Kovar, 45/46 Alloy, 4750 Alloy, 48 Alloy, 49 Alloy, 52 Alloy
Controlled expansion alloys are iron-nickel alloys or iron-nickel-cobalt alloys used for applications in which thermal size change of the metal must be considered in the design. Composition and crystal structure help to determine each alloy’s thermal expansion behavior. The alloy expansion rate is most commonly stated in terms of an average coefficient of thermal expansion. Controlled expansion alloys were developed to demonstrate a coefficient of thermal expansion within certain ranges.
Controlled expansion alloys fall into three categories: low thermal expansion, matching expansion and high thermal expansion. The most common controlled expansion alloys are:
Kovar: Kovar is most commonly used for high integrity glass and ceramic to metal seals, lids, lead frames and electronic package base in the military and defense, telecommunications and aerospace industries.
45/46 Alloy: With a relatively constant rate of thermal expansion to about 800°F (538°C), this low expansion alloy has been used mostly in electronic applications, especially for glass and ceramic seals as well as thermostats, and its thermal expansion is similar to some alumina ceramics.
47/50, 48, 49 Alloy: This soft, magnetic alloy consists of 49% nickel and is used where high initial permeability, maximum permeability, and low core loss is needed, widely used in the aircraft and aerospace industries.

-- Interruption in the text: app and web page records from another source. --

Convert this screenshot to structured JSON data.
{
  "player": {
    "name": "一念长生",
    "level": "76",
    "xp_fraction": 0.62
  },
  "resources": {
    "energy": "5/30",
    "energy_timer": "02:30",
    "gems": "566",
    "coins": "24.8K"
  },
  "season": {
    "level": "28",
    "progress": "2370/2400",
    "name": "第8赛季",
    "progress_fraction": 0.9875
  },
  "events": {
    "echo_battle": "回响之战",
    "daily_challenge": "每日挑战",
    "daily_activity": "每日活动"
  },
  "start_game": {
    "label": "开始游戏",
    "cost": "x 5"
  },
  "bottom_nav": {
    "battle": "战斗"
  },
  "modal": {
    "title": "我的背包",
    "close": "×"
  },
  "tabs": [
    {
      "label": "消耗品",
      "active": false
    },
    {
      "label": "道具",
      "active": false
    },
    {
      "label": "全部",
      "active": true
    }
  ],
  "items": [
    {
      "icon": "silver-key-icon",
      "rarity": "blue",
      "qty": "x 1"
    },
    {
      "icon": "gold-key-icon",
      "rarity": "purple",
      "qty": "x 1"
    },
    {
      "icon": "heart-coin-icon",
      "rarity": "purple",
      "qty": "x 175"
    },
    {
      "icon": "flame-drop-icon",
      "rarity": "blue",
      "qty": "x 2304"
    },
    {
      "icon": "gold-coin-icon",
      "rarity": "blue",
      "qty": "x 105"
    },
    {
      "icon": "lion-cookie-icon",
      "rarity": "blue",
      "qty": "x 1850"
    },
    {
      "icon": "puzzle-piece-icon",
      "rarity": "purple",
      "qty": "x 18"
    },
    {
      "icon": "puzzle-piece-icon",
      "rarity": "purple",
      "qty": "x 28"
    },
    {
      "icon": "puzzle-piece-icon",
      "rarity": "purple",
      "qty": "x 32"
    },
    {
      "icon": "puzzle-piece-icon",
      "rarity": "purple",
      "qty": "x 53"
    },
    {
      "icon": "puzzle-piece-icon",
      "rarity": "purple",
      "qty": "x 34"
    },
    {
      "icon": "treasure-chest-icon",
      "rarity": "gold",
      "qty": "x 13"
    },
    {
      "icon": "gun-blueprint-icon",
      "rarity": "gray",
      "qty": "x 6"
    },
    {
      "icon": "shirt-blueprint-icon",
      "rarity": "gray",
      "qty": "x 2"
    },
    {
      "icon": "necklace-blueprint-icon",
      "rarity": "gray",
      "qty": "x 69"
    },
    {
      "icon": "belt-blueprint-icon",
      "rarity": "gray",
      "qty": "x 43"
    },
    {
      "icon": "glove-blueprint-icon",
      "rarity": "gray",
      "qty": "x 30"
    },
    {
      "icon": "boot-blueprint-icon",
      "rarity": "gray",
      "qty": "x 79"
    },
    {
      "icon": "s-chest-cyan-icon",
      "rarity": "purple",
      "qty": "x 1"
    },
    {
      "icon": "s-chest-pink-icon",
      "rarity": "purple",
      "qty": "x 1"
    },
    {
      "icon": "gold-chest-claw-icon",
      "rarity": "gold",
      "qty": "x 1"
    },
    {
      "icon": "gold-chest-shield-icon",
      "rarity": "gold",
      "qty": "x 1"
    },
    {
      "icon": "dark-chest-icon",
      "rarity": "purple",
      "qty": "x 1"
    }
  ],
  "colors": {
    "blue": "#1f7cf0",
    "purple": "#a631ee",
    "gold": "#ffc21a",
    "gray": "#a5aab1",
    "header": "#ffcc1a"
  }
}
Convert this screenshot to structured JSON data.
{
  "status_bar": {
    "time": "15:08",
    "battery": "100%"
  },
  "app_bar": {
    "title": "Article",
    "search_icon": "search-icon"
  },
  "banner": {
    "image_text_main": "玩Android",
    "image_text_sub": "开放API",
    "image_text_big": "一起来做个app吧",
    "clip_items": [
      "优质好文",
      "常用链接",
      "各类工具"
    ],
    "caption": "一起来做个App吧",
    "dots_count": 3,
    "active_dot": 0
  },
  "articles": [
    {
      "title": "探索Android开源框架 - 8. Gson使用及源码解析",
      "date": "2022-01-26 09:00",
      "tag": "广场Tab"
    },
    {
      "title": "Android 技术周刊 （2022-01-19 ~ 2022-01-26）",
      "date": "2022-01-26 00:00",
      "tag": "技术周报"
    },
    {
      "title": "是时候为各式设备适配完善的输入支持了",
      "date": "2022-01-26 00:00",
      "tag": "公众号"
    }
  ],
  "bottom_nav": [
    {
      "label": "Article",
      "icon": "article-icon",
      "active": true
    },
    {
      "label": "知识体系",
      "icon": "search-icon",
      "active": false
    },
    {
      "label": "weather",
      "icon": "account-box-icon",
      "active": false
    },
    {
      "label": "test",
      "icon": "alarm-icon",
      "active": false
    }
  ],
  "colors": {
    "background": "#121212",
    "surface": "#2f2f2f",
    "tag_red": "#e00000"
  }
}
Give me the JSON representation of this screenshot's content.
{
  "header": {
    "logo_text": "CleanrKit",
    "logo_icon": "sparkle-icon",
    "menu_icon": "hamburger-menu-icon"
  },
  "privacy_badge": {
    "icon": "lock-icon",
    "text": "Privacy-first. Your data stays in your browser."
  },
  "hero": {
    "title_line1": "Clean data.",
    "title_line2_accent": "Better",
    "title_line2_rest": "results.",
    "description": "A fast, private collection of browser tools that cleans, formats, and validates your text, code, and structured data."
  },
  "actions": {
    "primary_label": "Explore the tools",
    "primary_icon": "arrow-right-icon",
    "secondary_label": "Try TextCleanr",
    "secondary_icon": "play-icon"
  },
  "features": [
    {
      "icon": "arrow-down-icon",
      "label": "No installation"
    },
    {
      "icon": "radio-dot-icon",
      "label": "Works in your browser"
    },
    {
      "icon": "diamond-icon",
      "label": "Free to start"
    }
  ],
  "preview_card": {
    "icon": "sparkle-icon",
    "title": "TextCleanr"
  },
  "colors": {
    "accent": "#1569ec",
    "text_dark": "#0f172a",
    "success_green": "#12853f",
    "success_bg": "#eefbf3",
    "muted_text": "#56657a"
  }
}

52 Alloy: Consisting of 51% nickel, this nickel iron alloy is suitable for glass and ceramic sealing to metal. 52 Alloy is used predominantly in magnetic reed blade switches, lead wire for mercury switches and in semiconductor devices.